ACTION ITEM:
If a line in the entries includes "préférences", show that line.

[Page and application data records]
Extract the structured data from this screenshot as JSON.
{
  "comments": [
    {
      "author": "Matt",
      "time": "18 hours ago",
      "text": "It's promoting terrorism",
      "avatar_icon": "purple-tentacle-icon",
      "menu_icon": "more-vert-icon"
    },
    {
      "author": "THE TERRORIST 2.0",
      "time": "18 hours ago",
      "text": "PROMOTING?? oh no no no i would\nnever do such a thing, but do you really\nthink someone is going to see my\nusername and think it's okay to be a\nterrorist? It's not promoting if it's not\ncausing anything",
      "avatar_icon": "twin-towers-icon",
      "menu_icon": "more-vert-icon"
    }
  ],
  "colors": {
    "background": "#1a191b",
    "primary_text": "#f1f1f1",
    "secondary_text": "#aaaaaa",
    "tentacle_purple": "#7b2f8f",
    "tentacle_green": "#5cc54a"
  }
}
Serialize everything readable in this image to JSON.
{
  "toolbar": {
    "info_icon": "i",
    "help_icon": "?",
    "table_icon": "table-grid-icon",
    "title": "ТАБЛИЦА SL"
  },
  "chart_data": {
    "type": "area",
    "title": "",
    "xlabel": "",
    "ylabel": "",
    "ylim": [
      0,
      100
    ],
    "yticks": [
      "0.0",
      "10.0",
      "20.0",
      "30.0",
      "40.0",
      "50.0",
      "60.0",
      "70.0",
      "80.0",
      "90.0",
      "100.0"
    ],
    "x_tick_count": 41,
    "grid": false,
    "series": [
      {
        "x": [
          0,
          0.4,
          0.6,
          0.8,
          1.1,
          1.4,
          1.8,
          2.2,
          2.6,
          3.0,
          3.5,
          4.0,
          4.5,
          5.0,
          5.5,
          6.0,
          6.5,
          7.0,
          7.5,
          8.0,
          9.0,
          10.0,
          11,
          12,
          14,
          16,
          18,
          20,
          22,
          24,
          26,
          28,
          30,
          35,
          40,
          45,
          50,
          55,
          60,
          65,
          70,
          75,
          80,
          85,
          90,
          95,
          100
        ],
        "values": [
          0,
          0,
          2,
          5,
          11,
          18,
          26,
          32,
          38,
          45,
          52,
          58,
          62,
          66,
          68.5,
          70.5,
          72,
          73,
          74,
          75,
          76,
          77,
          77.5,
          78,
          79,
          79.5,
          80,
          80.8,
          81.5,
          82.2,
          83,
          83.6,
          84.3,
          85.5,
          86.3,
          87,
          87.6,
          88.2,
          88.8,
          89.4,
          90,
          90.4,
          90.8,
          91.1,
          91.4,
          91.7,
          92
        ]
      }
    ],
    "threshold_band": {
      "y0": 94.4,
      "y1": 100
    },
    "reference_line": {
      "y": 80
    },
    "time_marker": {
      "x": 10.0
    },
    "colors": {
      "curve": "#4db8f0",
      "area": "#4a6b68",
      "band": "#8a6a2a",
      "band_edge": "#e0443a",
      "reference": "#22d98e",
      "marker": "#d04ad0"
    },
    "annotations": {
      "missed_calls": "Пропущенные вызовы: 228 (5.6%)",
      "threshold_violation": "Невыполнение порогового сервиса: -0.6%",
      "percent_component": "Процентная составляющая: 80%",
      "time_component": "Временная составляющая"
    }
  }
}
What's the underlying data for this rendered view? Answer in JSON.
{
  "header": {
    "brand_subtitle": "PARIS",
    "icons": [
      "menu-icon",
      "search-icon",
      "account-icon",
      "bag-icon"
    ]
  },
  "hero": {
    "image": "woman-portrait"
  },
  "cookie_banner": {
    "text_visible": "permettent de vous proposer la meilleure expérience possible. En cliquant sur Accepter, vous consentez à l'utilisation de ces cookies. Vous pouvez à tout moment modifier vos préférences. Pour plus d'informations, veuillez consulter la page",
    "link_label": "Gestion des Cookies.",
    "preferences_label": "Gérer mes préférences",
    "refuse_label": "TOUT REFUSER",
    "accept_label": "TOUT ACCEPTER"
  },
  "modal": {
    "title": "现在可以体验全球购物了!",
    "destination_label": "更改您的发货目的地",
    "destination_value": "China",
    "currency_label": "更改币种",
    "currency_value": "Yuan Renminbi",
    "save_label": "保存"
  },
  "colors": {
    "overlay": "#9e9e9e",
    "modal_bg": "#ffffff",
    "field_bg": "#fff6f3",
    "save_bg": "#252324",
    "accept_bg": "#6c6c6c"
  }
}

RESPONSE:
    "text_visible": "permettent de vous proposer la meilleure expérience possible. En cliquant sur Accepter, vous consentez à l'utilisation de ces cookies. Vous pouvez à tout moment modifier vos préférences. Pour plus d'informations, veuillez consulter la page",
    "preferences_label": "Gérer mes préférences",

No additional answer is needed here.